Saturday I left my cares and worries in Toulouse and spent the day skiing at Piau-Engaly in the Pyrénées. Monsieur J's company had organized the excursion, and it was a fun day of snow and skiing for all involved, even if I don't have any pictures to prove it. Using the camera would've meant taking off my mittens and that wasn't going to happen!
Which brings us to Sunday. Sundays in France are unlike any other day of the week. They're designed for family, friends, a good meal, walks, cultural outings, parks, and other leisure activities. Sundays are not made for frantically running about in an effort to get a jump start on the week. Even if you wanted to cram your Sunday full of errands you'd be hard pressed to find a store that's open, though you can always do a load of laundry at home if that makes you feel better. But while Sundays may not be made for productivity as normally definied, Sunday mornings are a great time to go to the market and prepare for Sunday lunch. Mmmm, Sunday lunch!
At summer camp, we always ate the same thing for Sunday lunch: fried chicken, mashed potatoes, green beans, dinner rolls and dessert. So predictable, and yet so good. In the winter months here in France, one of my absolute favorite Sunday lunch options is paupiettes de veau.
I didn't know about these little treasures until a few months ago when Monsieur J and I were at the market and saw an unbelievably long line at the butcher shop. Certainly it must be good, otherwise all of these people would not be waiting in line for 30 minutes. We joined the queue, waited and watched the butcher deftly cutting slices of beef and veal, his wife ringing up the orders and giving tips on how to cook each item. When it was our turn, Monsieur J ordered two paupiettes, and Madame explained how to cook them. My "I'm-listening-to-you-very-intently-so-as-not-to-screw-this-up" face must've worried Madame on some level, and so she fished out a photocopy of the recipe just in case. Merci!

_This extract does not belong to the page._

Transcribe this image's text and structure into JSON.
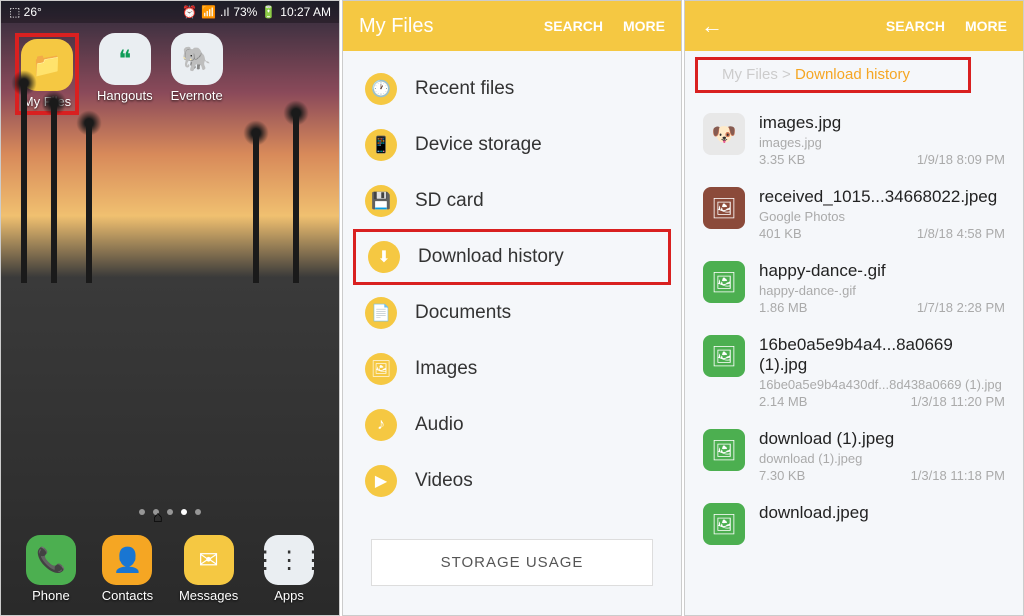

Paupiettes may take a little time to cook, but since the butcher prepares the meat, all you have to do is chop and partially cook the vegetables before adding the veal to the pot. A paupiette de veau is essentially a thin veal cutlet, filled with a ground veal and herb stuffing. The butcher places a lump of stuffing on the veal cutlet, then uses strips of fat and a length of butcher's twine to carefully wrap and bind each little parcel so it won't fall apart during the cooking process. Once you've finished cooking them, you simply remove the string and fat and serve the paupiettes with the chopped vegetables: potatoes, carrots, mushrooms, leeks and fennel in this case, though you can adapt the choice of vegetables as you'd like -it's fun to experiment. When cooked slowly on low heat for 35 minutes and finished for 10 minutes over medium, the paupiettes are slightly golden on the outside, tender, juicy and seasoned to perfection on the inside. What's not to like about that?